• Work to be completed
Which lines of the data contain the string "screenshot"? Show each of them.
● ● ●
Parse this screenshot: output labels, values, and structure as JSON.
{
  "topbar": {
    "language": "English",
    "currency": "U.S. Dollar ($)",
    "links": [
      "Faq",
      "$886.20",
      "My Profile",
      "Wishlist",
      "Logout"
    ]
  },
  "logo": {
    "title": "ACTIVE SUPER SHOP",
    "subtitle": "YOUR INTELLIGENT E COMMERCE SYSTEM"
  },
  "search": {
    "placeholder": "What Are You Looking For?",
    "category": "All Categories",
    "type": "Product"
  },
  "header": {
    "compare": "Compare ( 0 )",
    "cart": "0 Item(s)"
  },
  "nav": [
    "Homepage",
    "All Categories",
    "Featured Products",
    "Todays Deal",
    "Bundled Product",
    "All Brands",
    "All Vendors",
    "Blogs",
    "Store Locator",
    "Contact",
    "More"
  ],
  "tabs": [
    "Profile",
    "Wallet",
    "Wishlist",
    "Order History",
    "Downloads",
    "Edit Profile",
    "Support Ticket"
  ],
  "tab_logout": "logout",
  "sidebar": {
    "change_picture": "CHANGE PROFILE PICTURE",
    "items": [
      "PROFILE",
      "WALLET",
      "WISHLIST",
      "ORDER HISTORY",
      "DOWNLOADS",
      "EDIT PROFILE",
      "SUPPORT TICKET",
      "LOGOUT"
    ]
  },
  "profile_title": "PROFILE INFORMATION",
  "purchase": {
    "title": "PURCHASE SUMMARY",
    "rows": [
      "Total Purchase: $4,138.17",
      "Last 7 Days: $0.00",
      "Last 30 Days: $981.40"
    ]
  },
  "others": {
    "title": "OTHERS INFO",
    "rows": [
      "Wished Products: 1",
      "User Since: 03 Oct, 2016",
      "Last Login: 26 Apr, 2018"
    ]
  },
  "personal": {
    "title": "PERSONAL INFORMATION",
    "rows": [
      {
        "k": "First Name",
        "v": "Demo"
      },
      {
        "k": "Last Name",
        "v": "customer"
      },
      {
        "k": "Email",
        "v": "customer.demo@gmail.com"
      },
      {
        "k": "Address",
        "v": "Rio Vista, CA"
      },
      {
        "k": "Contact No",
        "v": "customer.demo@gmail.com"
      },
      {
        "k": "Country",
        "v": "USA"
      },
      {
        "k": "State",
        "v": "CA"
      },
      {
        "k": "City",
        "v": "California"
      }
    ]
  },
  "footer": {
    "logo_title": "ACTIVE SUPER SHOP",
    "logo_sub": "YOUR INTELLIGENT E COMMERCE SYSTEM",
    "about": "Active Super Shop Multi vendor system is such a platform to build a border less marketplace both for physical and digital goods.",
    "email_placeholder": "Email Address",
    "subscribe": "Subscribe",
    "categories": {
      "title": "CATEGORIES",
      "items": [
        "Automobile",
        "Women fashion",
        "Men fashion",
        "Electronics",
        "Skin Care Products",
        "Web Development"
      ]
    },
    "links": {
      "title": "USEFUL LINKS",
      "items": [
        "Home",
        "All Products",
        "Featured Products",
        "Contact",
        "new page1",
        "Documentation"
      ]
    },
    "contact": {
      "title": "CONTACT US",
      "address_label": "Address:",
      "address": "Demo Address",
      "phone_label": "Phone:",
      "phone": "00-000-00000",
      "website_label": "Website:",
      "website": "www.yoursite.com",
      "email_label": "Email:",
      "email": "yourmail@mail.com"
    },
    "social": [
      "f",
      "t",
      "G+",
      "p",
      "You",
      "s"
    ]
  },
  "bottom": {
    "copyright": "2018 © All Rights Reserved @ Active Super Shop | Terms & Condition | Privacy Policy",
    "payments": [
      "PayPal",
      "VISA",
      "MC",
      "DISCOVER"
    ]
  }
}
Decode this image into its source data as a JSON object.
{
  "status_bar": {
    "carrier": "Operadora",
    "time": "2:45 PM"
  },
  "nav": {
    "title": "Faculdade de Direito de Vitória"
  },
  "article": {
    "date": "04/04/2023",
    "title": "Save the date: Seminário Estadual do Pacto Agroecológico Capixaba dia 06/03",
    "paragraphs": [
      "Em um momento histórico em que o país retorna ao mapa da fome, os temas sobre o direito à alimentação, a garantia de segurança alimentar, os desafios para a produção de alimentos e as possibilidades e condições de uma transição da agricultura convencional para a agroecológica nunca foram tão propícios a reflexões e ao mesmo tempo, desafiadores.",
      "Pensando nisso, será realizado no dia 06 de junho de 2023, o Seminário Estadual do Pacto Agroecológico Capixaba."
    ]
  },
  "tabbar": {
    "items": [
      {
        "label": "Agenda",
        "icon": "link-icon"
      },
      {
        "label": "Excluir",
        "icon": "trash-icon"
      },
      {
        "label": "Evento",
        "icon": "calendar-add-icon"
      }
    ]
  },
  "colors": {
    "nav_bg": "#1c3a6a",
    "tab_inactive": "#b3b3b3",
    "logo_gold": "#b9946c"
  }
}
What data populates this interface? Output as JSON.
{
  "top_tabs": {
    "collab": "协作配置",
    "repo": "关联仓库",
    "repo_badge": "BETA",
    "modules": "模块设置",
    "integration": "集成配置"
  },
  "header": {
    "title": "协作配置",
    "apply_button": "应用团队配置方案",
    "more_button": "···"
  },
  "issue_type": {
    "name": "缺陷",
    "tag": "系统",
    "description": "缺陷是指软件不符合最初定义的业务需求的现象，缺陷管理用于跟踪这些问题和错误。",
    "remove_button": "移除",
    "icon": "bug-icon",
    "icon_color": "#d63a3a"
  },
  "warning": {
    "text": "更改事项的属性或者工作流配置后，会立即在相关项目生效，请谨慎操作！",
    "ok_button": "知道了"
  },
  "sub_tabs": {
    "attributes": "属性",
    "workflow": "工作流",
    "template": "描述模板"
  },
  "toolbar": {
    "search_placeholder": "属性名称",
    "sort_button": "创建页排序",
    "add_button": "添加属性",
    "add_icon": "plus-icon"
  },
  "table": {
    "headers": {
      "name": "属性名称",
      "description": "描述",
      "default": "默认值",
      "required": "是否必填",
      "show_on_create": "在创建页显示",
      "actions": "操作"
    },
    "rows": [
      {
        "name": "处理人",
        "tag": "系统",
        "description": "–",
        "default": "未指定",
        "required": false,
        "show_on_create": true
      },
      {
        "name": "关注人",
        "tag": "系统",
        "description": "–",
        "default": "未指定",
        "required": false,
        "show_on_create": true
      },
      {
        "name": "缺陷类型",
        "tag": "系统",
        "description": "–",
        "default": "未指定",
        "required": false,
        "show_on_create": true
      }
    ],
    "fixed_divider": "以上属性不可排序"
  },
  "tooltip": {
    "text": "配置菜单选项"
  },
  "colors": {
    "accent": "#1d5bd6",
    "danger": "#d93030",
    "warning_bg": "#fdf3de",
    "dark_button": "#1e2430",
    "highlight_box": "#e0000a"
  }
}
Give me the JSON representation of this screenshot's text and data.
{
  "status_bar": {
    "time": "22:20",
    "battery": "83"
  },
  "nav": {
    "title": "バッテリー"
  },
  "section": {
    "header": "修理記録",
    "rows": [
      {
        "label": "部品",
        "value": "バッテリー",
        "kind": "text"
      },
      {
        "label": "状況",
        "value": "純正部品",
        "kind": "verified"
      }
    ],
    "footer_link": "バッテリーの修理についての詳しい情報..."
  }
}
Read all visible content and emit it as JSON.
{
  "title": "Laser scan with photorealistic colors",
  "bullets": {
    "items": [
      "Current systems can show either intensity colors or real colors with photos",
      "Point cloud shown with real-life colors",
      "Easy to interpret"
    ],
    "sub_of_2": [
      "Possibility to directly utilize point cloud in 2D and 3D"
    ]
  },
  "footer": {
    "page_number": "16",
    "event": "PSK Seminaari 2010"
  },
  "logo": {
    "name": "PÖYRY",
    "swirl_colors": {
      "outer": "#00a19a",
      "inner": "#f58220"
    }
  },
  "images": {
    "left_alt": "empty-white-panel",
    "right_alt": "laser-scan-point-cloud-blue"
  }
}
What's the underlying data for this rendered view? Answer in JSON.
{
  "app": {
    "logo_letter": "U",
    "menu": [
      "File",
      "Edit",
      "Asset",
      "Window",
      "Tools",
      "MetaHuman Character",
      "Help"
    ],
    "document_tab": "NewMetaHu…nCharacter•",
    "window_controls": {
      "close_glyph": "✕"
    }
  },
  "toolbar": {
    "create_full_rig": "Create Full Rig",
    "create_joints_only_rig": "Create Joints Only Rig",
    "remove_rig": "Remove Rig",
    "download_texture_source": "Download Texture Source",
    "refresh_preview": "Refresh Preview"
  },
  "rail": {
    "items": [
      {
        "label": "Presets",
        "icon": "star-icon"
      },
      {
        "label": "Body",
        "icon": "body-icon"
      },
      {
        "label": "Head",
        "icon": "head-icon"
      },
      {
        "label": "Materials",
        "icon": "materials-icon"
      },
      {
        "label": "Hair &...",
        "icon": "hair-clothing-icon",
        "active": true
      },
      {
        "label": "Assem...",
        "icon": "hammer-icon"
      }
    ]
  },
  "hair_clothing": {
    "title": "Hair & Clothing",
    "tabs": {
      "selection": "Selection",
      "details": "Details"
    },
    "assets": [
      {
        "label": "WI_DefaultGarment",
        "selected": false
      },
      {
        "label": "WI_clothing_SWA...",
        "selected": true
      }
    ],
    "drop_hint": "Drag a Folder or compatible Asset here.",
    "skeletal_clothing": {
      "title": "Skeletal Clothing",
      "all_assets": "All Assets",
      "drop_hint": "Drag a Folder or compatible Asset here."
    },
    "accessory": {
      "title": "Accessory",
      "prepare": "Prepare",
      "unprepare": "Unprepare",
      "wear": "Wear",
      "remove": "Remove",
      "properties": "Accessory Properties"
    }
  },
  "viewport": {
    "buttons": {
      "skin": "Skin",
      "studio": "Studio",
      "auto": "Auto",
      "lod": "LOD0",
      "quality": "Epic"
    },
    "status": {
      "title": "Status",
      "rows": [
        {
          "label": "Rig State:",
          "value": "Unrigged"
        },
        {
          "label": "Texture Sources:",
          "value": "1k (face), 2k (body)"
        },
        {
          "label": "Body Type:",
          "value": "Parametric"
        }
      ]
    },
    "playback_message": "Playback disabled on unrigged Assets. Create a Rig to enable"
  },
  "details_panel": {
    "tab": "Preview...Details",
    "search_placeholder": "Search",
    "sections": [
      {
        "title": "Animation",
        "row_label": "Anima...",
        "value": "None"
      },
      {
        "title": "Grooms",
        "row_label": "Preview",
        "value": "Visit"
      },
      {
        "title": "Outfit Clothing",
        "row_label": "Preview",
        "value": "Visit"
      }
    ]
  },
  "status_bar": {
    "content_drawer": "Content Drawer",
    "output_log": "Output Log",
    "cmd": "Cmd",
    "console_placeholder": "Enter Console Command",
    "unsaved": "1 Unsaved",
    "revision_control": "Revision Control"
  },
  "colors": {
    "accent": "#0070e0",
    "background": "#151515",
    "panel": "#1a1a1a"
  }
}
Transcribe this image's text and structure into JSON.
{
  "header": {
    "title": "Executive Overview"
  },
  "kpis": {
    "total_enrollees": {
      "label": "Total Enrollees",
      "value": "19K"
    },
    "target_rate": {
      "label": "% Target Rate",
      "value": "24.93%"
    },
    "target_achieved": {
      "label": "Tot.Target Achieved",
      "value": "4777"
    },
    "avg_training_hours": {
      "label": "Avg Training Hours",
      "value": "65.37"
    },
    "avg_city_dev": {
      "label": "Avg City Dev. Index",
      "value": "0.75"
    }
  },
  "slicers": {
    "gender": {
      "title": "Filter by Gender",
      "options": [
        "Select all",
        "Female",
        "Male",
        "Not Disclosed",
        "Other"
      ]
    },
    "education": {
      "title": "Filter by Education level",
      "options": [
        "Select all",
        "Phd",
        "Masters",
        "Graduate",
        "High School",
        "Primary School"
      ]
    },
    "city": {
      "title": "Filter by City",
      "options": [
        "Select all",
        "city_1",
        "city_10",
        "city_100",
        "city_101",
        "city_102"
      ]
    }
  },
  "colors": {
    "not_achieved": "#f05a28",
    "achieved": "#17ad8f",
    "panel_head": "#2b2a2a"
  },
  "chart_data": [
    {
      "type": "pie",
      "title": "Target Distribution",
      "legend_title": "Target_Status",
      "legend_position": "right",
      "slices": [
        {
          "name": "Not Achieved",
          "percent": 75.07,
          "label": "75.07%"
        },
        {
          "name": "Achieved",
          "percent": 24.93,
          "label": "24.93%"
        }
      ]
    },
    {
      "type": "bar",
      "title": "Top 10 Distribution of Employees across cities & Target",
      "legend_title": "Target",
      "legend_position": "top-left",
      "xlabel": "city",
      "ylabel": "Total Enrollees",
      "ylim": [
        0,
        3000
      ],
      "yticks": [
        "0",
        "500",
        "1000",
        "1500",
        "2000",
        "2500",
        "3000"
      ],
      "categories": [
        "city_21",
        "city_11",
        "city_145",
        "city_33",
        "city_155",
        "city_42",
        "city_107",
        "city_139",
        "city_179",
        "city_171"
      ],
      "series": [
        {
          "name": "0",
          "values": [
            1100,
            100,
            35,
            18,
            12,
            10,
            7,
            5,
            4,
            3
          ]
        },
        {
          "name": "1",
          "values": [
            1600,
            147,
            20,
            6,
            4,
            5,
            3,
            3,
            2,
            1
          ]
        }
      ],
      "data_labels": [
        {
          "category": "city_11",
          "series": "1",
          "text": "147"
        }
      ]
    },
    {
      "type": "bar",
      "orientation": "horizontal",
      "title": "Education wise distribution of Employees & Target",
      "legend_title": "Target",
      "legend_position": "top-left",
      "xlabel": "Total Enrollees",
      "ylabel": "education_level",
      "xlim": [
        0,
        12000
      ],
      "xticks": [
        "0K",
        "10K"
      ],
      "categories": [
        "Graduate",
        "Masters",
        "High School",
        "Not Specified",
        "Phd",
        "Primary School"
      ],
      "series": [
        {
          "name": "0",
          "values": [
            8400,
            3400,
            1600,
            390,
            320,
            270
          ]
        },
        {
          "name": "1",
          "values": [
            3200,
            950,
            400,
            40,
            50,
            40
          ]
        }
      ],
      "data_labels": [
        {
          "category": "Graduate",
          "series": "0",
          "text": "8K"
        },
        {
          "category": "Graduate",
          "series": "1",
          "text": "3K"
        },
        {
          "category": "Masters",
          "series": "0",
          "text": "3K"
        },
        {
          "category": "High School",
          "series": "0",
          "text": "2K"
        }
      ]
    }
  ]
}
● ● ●
• Answer to the exercise
Parse this screenshot: output labels, values, and structure as JSON.
Give me the JSON representation of this screenshot's text and data.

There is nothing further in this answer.